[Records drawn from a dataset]

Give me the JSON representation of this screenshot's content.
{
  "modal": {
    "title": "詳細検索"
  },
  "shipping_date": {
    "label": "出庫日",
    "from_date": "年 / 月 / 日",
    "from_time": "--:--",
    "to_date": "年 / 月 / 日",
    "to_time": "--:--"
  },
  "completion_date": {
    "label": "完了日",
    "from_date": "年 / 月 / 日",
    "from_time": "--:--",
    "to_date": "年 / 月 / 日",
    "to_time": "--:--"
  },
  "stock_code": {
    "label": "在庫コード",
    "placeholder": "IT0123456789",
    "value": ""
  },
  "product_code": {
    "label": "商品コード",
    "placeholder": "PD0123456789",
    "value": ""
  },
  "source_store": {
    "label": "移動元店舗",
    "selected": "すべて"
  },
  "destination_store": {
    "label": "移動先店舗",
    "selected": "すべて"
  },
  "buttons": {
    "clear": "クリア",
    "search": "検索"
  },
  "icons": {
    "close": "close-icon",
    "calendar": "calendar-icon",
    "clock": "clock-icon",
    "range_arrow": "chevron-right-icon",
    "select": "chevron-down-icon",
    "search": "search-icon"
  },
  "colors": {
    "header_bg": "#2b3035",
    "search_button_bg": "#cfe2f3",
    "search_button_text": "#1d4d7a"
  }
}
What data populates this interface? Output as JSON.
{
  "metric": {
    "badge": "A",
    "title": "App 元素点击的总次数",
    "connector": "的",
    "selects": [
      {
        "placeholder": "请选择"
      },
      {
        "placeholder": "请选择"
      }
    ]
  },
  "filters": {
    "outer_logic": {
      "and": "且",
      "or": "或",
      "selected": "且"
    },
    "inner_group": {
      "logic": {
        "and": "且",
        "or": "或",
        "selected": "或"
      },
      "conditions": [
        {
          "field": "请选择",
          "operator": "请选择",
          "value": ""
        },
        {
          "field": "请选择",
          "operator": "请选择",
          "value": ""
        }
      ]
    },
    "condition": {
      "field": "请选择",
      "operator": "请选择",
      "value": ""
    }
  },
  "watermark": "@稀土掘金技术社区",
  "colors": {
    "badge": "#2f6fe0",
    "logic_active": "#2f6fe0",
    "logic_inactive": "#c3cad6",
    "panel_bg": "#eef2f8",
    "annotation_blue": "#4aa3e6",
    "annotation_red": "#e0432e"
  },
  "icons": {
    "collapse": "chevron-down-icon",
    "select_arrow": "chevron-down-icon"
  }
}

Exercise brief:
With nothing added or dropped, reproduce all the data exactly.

Task answer:
Give me the JSON representation of this screenshot's content.
{
  "modal": {
    "title": "詳細検索"
  },
  "shipping_date": {
    "label": "出庫日",
    "from_date": "年 / 月 / 日",
    "from_time": "--:--",
    "to_date": "年 / 月 / 日",
    "to_time": "--:--"
  },
  "completion_date": {
    "label": "完了日",
    "from_date": "年 / 月 / 日",
    "from_time": "--:--",
    "to_date": "年 / 月 / 日",
    "to_time": "--:--"
  },
  "stock_code": {
    "label": "在庫コード",
    "placeholder": "IT0123456789",
    "value": ""
  },
  "product_code": {
    "label": "商品コード",
    "placeholder": "PD0123456789",
    "value": ""
  },
  "source_store": {
    "label": "移動元店舗",
    "selected": "すべて"
  },
  "destination_store": {
    "label": "移動先店舗",
    "selected": "すべて"
  },
  "buttons": {
    "clear": "クリア",
    "search": "検索"
  },
  "icons": {
    "close": "close-icon",
    "calendar": "calendar-icon",
    "clock": "clock-icon",
    "range_arrow": "chevron-right-icon",
    "select": "chevron-down-icon",
    "search": "search-icon"
  },
  "colors": {
    "header_bg": "#2b3035",
    "search_button_bg": "#cfe2f3",
    "search_button_text": "#1d4d7a"
  }
}
What data populates this interface? Output as JSON.
{
  "metric": {
    "badge": "A",
    "title": "App 元素点击的总次数",
    "connector": "的",
    "selects": [
      {
        "placeholder": "请选择"
      },
      {
        "placeholder": "请选择"
      }
    ]
  },
  "filters": {
    "outer_logic": {
      "and": "且",
      "or": "或",
      "selected": "且"
    },
    "inner_group": {
      "logic": {
        "and": "且",
        "or": "或",
        "selected": "或"
      },
      "conditions": [
        {
          "field": "请选择",
          "operator": "请选择",
          "value": ""
        },
        {
          "field": "请选择",
          "operator": "请选择",
          "value": ""
        }
      ]
    },
    "condition": {
      "field": "请选择",
      "operator": "请选择",
      "value": ""
    }
  },
  "watermark": "@稀土掘金技术社区",
  "colors": {
    "badge": "#2f6fe0",
    "logic_active": "#2f6fe0",
    "logic_inactive": "#c3cad6",
    "panel_bg": "#eef2f8",
    "annotation_blue": "#4aa3e6",
    "annotation_red": "#e0432e"
  },
  "icons": {
    "collapse": "chevron-down-icon",
    "select_arrow": "chevron-down-icon"
  }
}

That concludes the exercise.